But wiping the paradox out of the conscious mind is not the same as eliminating it. The human brain will not just let it go as easily as one might like. Little Farhang was no different than any other innocent child in your family or neighborhood, and laying a collateral damage blanket over his remains does not make what actually happened go away. When the shortcut-route is taken to resolve dissonance in order to clear up the conscious thought, the dissonance merely sinks down into the subconscious, where it grinds through an endless loop:
10 But it’s necessary…
20 But it’s bad…
30 But I’m part of it…
40 And I’m good…
50 So it can’t be bad…
60 But it is bad…
70 Go to 10
It can’t be resolved, so it sits there, spinning. See, you had it tucked away pretty well, but now it’s out for you to think about again. Wouldn’t you like to just get rid of this thing once and for all? Or are you just going to toss a couple shovel-fulls of dirt back over the top of it when you’re done reading here?
Rationalizing the irrational is, unfortunately, a common practice, and even libertarians are not exempt from its seductive allure. One famous libertarian has written much about how voluntary participation in government endeavors is justified as long as the participant is operating like a spy behind enemy lines. He contributes his efforts to the death-machine, but his efforts are also responsible for lessening the body count.
To give a concrete, although extreme example, he contends it is ethical to become a concentration camp guard if one can save 10 lives out of 100 that he is instructed to murder, even as he murders the 90 to maintain his cover.
Perhaps this is true, but I would never be able to do such a thing. Yes, the utilitarian result is that 10 lives are saved, but I could not kill 90 people to achieve that end. I could not kill one person to save 99. Given the choice of participating in the killing with the objective of curbing the body count or not participating, knowing more will be killed without my “help,” I would have to choose the non-participatory route. Call me a slacker if you must.
Rationalizing the irrational with regard to murder as a means to a better end, utilitarian-style, is an all-time government favorite. If the libertarian can utilize it, then how can he criticize the Statist? Hiroshima and Nagasaki had to be nuked to save lives. Rationalized.
And here is a fine example of a more recent application of this principle:

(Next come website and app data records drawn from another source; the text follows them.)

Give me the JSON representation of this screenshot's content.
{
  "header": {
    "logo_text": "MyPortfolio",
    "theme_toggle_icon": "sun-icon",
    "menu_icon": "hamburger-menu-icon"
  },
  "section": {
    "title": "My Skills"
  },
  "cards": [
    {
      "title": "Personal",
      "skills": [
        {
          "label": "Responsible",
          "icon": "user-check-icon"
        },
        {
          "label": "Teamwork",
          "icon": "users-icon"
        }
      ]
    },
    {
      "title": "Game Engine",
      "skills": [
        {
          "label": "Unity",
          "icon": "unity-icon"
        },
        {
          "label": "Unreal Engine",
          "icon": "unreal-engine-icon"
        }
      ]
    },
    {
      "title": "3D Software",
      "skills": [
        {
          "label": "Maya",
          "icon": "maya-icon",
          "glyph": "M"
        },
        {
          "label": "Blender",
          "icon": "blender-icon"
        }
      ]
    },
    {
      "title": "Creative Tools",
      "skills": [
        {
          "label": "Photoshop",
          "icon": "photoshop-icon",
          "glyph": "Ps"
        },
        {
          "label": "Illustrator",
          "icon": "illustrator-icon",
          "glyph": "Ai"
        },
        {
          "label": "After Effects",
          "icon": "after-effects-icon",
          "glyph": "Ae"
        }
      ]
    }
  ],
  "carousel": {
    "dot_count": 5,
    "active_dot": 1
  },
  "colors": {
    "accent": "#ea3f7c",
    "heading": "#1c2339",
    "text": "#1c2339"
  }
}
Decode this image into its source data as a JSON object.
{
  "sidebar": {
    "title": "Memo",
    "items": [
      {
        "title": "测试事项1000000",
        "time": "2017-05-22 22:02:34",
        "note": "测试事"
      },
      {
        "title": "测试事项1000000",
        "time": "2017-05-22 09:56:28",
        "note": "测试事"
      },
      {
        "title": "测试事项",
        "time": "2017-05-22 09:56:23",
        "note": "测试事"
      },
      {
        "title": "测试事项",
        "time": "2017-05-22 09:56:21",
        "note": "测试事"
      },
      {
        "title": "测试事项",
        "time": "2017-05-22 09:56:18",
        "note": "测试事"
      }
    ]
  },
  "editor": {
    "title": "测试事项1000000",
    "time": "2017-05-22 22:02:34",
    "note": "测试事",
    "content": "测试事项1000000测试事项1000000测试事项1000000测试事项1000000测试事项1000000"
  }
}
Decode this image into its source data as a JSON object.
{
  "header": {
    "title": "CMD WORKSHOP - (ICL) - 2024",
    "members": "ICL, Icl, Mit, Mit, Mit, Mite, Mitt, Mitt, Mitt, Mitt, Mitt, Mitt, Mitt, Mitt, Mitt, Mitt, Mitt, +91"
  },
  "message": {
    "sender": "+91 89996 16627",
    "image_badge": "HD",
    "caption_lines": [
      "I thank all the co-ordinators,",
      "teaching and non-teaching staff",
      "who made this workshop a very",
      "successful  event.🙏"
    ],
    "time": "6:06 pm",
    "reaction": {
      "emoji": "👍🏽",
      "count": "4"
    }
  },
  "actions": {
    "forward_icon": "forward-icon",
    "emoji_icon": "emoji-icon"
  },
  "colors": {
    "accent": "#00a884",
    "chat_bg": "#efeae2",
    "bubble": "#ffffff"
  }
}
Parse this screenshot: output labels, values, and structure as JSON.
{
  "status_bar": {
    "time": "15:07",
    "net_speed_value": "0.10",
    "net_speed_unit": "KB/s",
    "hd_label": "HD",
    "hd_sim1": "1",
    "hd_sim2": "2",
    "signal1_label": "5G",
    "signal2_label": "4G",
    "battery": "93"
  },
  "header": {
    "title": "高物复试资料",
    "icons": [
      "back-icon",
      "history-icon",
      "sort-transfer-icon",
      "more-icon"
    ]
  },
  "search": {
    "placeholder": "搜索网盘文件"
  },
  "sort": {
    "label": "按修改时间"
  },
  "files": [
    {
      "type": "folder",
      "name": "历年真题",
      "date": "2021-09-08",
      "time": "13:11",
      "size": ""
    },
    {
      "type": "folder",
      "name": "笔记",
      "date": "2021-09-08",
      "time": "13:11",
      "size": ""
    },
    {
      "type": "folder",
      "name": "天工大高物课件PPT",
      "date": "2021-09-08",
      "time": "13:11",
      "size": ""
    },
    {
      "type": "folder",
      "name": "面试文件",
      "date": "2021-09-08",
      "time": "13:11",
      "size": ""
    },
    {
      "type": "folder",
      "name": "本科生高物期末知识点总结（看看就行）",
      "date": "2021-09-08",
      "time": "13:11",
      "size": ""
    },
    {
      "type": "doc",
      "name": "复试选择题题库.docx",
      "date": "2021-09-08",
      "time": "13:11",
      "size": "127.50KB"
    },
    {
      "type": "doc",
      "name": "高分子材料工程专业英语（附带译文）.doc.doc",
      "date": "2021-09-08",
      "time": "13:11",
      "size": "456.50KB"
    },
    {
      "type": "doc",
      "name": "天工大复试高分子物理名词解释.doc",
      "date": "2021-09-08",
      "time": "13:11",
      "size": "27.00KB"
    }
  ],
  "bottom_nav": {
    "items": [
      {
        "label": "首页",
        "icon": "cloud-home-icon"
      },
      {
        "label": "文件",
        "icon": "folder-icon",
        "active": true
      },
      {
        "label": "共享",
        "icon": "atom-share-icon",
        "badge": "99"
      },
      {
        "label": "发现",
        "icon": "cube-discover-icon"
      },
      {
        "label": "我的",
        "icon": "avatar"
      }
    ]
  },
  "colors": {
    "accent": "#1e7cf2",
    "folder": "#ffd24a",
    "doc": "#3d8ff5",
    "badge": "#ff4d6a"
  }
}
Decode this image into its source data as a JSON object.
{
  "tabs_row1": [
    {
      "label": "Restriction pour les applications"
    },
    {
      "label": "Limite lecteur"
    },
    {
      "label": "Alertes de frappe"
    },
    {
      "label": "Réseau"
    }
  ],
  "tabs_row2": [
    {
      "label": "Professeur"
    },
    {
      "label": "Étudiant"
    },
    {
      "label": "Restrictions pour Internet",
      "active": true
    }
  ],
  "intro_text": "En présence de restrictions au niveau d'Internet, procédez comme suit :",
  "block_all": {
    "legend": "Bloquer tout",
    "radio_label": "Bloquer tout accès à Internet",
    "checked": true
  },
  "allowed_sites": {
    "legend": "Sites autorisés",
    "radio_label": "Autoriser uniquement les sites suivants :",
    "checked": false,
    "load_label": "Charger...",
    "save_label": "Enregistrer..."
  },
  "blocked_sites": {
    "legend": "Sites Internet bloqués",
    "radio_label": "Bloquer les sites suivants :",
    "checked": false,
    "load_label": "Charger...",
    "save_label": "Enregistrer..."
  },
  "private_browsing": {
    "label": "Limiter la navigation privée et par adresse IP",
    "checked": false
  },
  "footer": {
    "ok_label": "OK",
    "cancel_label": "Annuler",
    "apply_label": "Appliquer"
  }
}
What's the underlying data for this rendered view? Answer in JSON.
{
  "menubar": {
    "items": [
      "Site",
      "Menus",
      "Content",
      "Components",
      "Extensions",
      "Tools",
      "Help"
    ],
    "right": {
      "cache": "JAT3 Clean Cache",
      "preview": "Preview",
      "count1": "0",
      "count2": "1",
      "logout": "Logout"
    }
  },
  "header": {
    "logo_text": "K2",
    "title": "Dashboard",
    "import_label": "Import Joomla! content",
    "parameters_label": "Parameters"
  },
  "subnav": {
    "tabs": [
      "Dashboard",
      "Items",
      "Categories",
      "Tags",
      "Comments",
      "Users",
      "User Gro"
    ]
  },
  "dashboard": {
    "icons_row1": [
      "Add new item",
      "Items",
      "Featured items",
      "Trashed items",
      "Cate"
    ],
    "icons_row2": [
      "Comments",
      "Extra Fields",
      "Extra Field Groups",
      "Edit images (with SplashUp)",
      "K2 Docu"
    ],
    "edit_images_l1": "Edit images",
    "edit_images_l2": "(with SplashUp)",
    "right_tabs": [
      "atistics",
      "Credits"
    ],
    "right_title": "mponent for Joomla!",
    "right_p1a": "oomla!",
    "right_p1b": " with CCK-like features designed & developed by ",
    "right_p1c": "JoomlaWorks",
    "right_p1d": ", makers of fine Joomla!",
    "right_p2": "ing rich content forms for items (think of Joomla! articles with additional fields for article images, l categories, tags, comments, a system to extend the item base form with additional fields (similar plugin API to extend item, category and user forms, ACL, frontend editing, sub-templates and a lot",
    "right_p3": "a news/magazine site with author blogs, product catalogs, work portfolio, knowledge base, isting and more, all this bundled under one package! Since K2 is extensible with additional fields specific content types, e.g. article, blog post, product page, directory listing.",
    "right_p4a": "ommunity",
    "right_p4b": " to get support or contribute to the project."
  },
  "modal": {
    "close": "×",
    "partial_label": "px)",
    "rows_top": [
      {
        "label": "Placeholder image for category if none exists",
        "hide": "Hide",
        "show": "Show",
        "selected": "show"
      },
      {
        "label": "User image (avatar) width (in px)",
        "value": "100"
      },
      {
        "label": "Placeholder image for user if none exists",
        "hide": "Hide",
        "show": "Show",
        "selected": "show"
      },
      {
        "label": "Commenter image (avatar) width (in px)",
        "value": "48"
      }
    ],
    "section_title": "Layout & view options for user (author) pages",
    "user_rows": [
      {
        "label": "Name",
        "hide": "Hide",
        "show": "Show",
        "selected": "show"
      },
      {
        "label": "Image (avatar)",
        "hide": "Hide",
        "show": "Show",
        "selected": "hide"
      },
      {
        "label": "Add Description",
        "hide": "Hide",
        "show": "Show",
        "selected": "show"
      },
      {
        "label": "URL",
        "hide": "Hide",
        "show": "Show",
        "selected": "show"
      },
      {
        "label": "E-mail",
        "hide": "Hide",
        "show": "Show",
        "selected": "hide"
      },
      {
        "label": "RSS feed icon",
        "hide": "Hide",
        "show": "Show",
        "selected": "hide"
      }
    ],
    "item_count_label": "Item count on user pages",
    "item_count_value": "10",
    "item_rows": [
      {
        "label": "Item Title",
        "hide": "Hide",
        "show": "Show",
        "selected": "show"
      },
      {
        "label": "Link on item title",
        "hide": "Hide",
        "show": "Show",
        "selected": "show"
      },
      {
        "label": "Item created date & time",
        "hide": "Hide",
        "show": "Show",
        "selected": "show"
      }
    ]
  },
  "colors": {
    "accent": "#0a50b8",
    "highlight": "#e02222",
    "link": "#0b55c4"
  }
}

Lesley Stahl on U.S. sanctions against Iraq: “We have heard that a half million children have died. I mean, that's more children than died in Hiroshima. And, you know, is the price worth it?”
Secretary of State Madeleine Albright: “I think this is a very hard choice, but the price—we think the price is worth it.”
—60 Minutes (5/12/96) 
What type of calculator do you suppose she used?
Means are nothing but ends in progress. Murdering, even as a means to prevent more murders, cannot lead to a just end. Stay off this slide or you will quickly find yourself at the bottom of that slippery slope.
But the hapless citizen finds himself careening down that very incline, eyes tightly shut, with an endless, irrational Möbius loop churning in the middle of his brain. To be a citizen is to rationalize irrational aggression. Coercion, theft, and murder are elevated to virtues. This inverted state of ethical affairs should be troubling to a society full of good people, and yet it seems not to be.
And so now we’ve come to the dark heart of it. Anyone still with me? Good—a couple of you, at least. Let’s continue on then, shall we?
Part II to follow.